Dylan Hernandez of the Los Angeles Times reports that Major League Baseball plans to investigate Puig under the league’s new domestic violence policy for his role in the brawl. Citing a report from TMZ, Hernandez notes that Puig shoved his sister, “brutally sucker-punched” the manager of the bar, and instigated the brawl.
The Dodgers and Puig’s agent have thus far refused to comment on the situation.
Rockies shortstop Jose Reyes was the first player to be investigated under the league’s new domestic violence policy earlier this month, as he allegedly assaulted his wife. Reyes has pleaded not guilty after he was charged with domestic abuse in Hawaii.
As our own Craig Calcaterra pointed out, commissioner Rob Manfred does not need to wait for Puig to plead guilty or to be found guilty to levy a punishment.
Patrick Newman is reporting that the Chunichi Dragons of Japan’s Nippon Professional Baseball and outfielder Dayan Viciedo are close to an agreement on a contract. Newman notes that the Dragons are close to signing pitcher Jordan Norberto as well.
Viciedo, 26, has struggled since making his major league debut in 2010 with the White Sox, batting an aggregate .254/.298/.424 with 66 home runs and 211 RBI in 1,798 plate appearances. He spent the 2015 season with Triple-A Charlotte (White Sox) and Nashville (Athletics), hitting a composite .287/.348/.450. While Viciedo can hit the occasional home run, he hasn’t shown the ability to do much else at the big league level. Given his age, he could prove himself in Japan and parlay that into a renewed shot in the majors in the future.

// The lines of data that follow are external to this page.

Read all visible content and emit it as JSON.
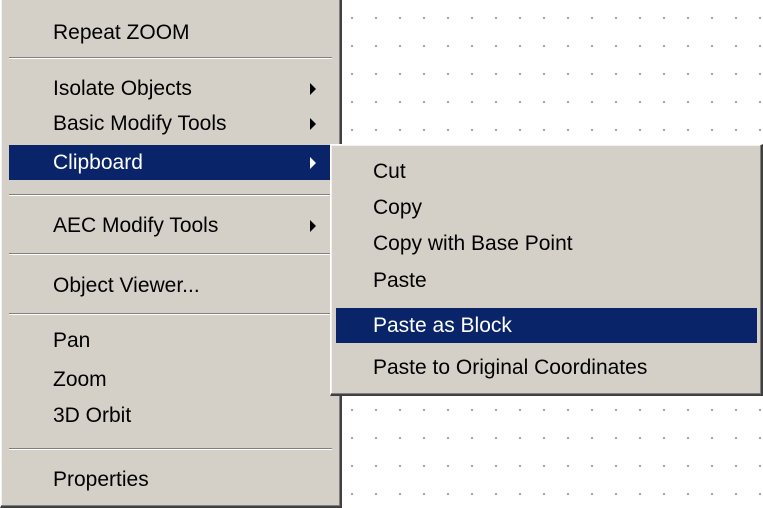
{
  "context_menu": {
    "repeat_zoom": "Repeat ZOOM",
    "isolate_objects": "Isolate Objects",
    "basic_modify_tools": "Basic Modify Tools",
    "clipboard": "Clipboard",
    "aec_modify_tools": "AEC Modify Tools",
    "object_viewer": "Object Viewer...",
    "pan": "Pan",
    "zoom": "Zoom",
    "orbit_3d": "3D Orbit",
    "properties": "Properties"
  },
  "clipboard_submenu": {
    "cut": "Cut",
    "copy": "Copy",
    "copy_with_base_point": "Copy with Base Point",
    "paste": "Paste",
    "paste_as_block": "Paste as Block",
    "paste_to_original_coordinates": "Paste to Original Coordinates"
  },
  "colors": {
    "menu_background": "#d4d0c8",
    "highlight": "#0a246a",
    "highlight_text": "#ffffff",
    "canvas_background": "#ffffff",
    "grid_dots": "#9a9a9a"
  },
  "icons": {
    "submenu_arrow": "submenu-arrow-icon"
  }
}
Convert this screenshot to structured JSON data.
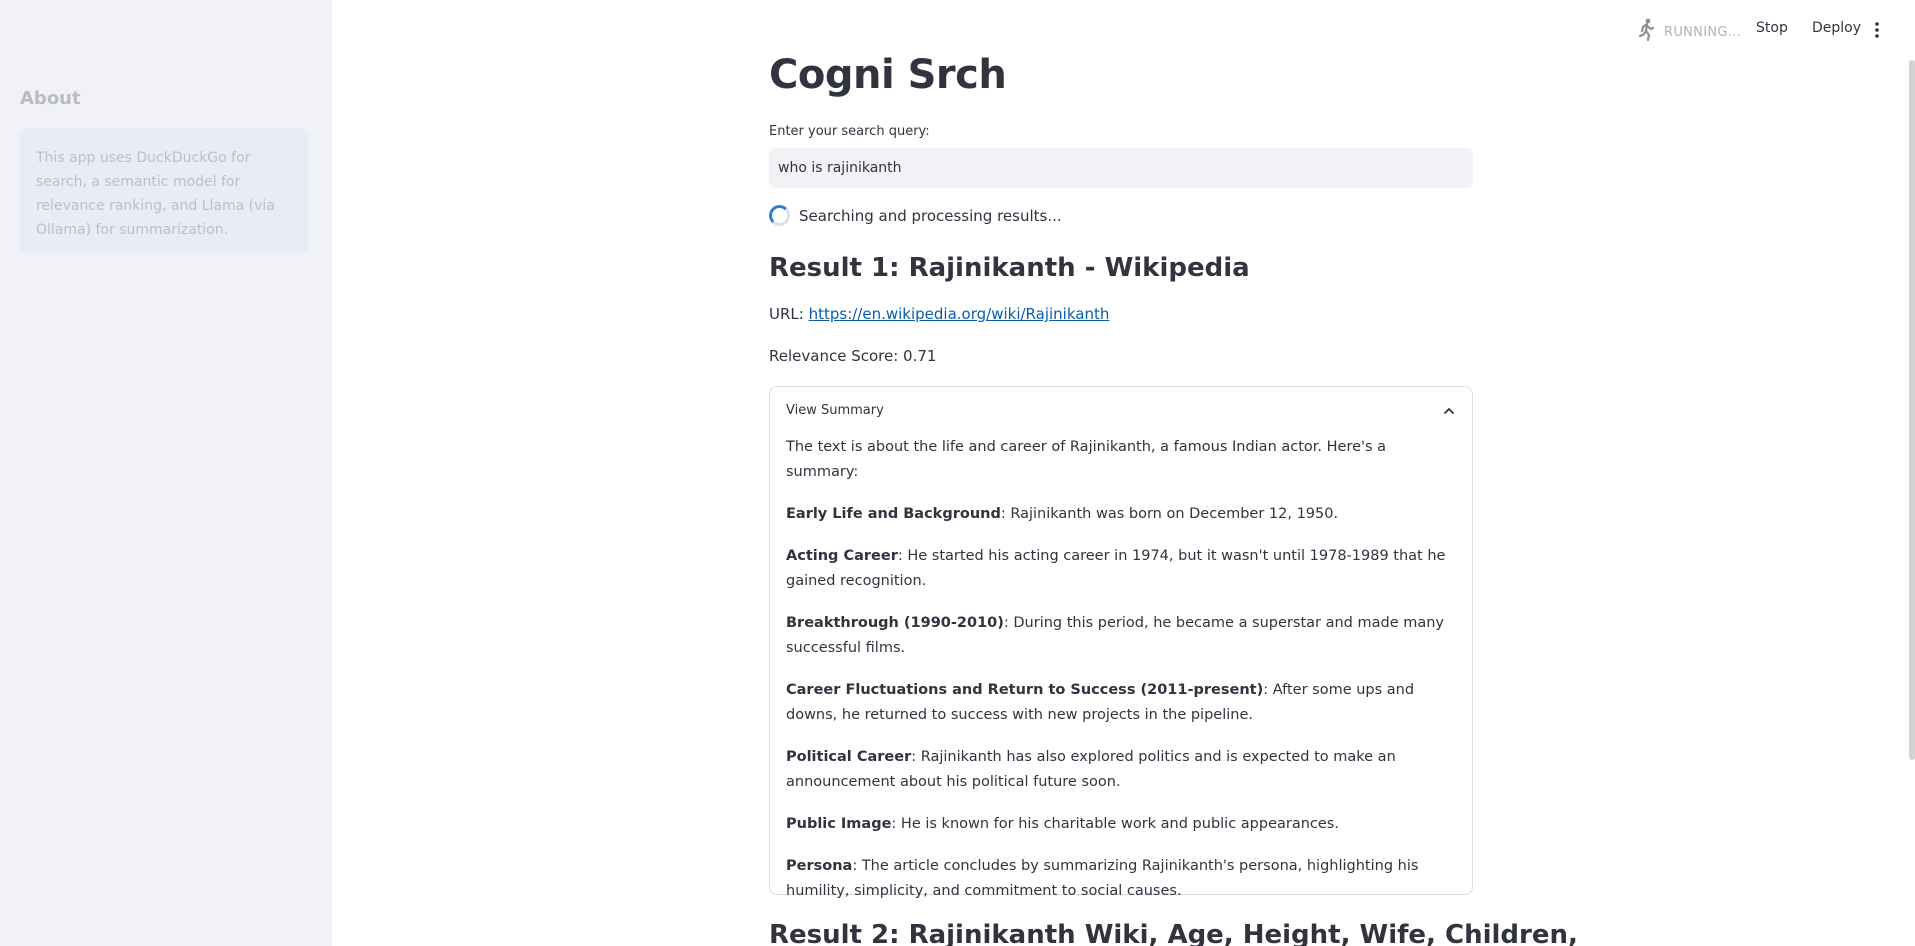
{
  "sidebar": {
    "title": "About",
    "info": "This app uses DuckDuckGo for search, a semantic model for relevance ranking, and Llama (via Ollama) for summarization."
  },
  "header": {
    "status": "RUNNING...",
    "stop_label": "Stop",
    "deploy_label": "Deploy",
    "icons": {
      "status": "running-man-icon",
      "menu": "kebab-menu-icon"
    }
  },
  "main": {
    "title": "Cogni Srch",
    "query_label": "Enter your search query:",
    "query_value": "who is rajinikanth",
    "spinner_text": "Searching and processing results...",
    "results": [
      {
        "title": "Result 1: Rajinikanth - Wikipedia",
        "url_prefix": "URL: ",
        "url": "https://en.wikipedia.org/wiki/Rajinikanth",
        "score_text": "Relevance Score: 0.71",
        "expander_label": "View Summary",
        "summary_intro": "The text is about the life and career of Rajinikanth, a famous Indian actor. Here's a summary:",
        "summary_items": [
          {
            "head": "Early Life and Background",
            "text": ": Rajinikanth was born on December 12, 1950."
          },
          {
            "head": "Acting Career",
            "text": ": He started his acting career in 1974, but it wasn't until 1978-1989 that he gained recognition."
          },
          {
            "head": "Breakthrough (1990-2010)",
            "text": ": During this period, he became a superstar and made many successful films."
          },
          {
            "head": "Career Fluctuations and Return to Success (2011-present)",
            "text": ": After some ups and downs, he returned to success with new projects in the pipeline."
          },
          {
            "head": "Political Career",
            "text": ": Rajinikanth has also explored politics and is expected to make an announcement about his political future soon."
          },
          {
            "head": "Public Image",
            "text": ": He is known for his charitable work and public appearances."
          },
          {
            "head": "Persona",
            "text": ": The article concludes by summarizing Rajinikanth's persona, highlighting his humility, simplicity, and commitment to social causes."
          }
        ]
      },
      {
        "title": "Result 2: Rajinikanth Wiki, Age, Height, Wife, Children,"
      }
    ]
  }
}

The White Sox signed Viciedo out of Cuba in December 2008, agreeing to a four-year, $10 million deal. The club re-signed him to one-year deals in 2013 and ’14 for $2.8 million each and $4.4 million ahead of the 2015 season.
Update (8:45 PM EST): Per Sportsnet’s Shi Davidi, Happ will get $10 million in 2016 and $13 million each in 2017 and ’18.
MLB.com’s Gregor Chisholm reports that the Blue Jays have signed lefty J.A. Happ to a three-year deal worth $36 million.
Happ, 33, had a rebirth as a member of the Pirates last season after starting the season with 20 subpar starts with the Mariners. He made 11 starts for the Buccos, boasting a 1.85 ERA with a 69/13 K/BB ratio over 63 1/3 innings.
Travis Sawchik of the Pittsburgh Tribune-Review reported this past August that Happ’s newfound success had to do with a delivery tweak suggested by Pirates pitching coach Ray Searage. The Blue Jays are certainly hoping that adjustment is the full explanation for his success.
The Jays’ signing of Happ most likely signifies they won’t be pursuing free agent lefty David Price.
This will be Happ’s second stint with the Blue Jays. The Astros dealt him to Toronto in a July 2012 trade. He posted a 4.39 ERA with a 256/113 K/BB ratio in 291 innings with the Jays, then went to the Mariners in a trade this past December that brought outfielder Michael Saunders to the Jays.